This isn't the first time James Franco has tackled Faulkner. Last year he gave us As I Lay Dying, another story that doesn't lend itself to an easy screen adaptation. It was a game effort and I guess this gave Franco the confidence to go after Faulkner's signature novel.
Martin Ritt had been the only one previously to take a shot at The Sound of the Fury, filming it in 1959, with Yul Brynner and Margaret Leighton as Jason and Caddy, with the interesting choice of Joanne Woodward as Quentin. It was a star-studded cast that also included Ethel Waters as Dilsey, along with a jarring jazz score by Alex North.
Franco surprisingly casts himself as Benjy, leading one to assume that he will give the woe begotten brother a larger role in the movie. The opening part of the novel is told through Benjy's eyes, set in 1928, which for first-time readers of Faulkner can be quite a challenge. In Ritt's version, Quentin is the narrator, taking the second part, set in 1910, as the jumping off point for his story. For me, it was Jason's perspective in the third part of the novel (forward again to 1928) that brought the story together, as I had struggled mightily with the first two parts to make any sense out of what was going on in this narrative.
So why Franco's interest in Faulkner? He grew up in the Silicon Valley. His mother is Jewish and his father of Portuguese and Swedish decent, according to IMDb. What's his connection with the South? In an interview with Michael Bibler of Salon, Franco said he felt he "really was in conversation with Faulkner, even though he wasn't alive, he was alive in his work," when he first read As I Lay Dying in high school. Of course you could say this of any good author, although most directors would be wary of taking on such an ambitious task where others had failed before.
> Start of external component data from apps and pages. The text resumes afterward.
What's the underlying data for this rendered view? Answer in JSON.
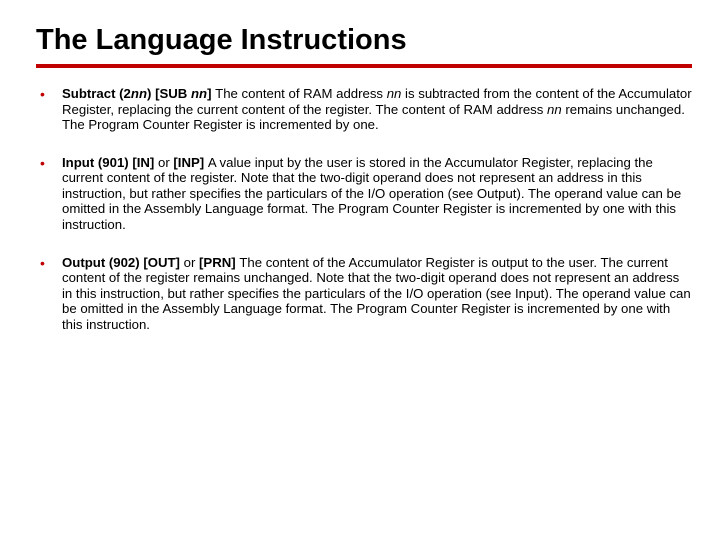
{
  "title": "The Language Instructions",
  "items": [
    {
      "lead_b": "Subtract (2",
      "lead_bi1": "nn",
      "mid_b1": ") [SUB ",
      "lead_bi2": "nn",
      "mid_b2": "] ",
      "t1": "The content of RAM address ",
      "i1": "nn",
      "t2": " is subtracted from the content of  the Accumulator Register, replacing the current content of the register. The content of RAM address ",
      "i2": "nn",
      "t3": " remains unchanged. The Program Counter Register is incremented by one."
    },
    {
      "lead_b": "Input (901) [IN] ",
      "mid_t": "or",
      "mid_b": " [INP] ",
      "body": "A value input by the user is stored in the Accumulator Register, replacing the current content of the register. Note that the two-digit operand does not represent an address in this instruction, but rather specifies the particulars of the I/O operation (see Output). The operand value can be omitted in the Assembly Language format. The Program Counter Register is incremented by one with this instruction."
    },
    {
      "lead_b": "Output (902) [OUT] ",
      "mid_t": "or",
      "mid_b": " [PRN] ",
      "body": "The content of  the Accumulator Register is output to the user. The current content of the register remains unchanged. Note that the two-digit operand does not represent an address in this instruction, but rather specifies the particulars of the I/O operation (see Input). The operand value can be omitted in the Assembly Language format. The Program Counter Register is incremented by one with this instruction."
    }
  ]
}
I can't think of one Faulkner novel that has been successfully brought to the screen, largely because his novels were meant to be read, not seen. Pylon was probably the best screen effort. Faulkner was in Hollywood by this point and writing screenplays, which is what this novel set in the early days of aviation feels like. Even still, it was 22 years later that Douglas Sirk adapted the novel to the screen in The Tarnished Angels with Rock Hudson, Robert Stack and Dorothy Malone.
The Sound and the Fury will be interesting to see nonetheless, although I think Seth Rogen would have been the more likely choice as Benjy.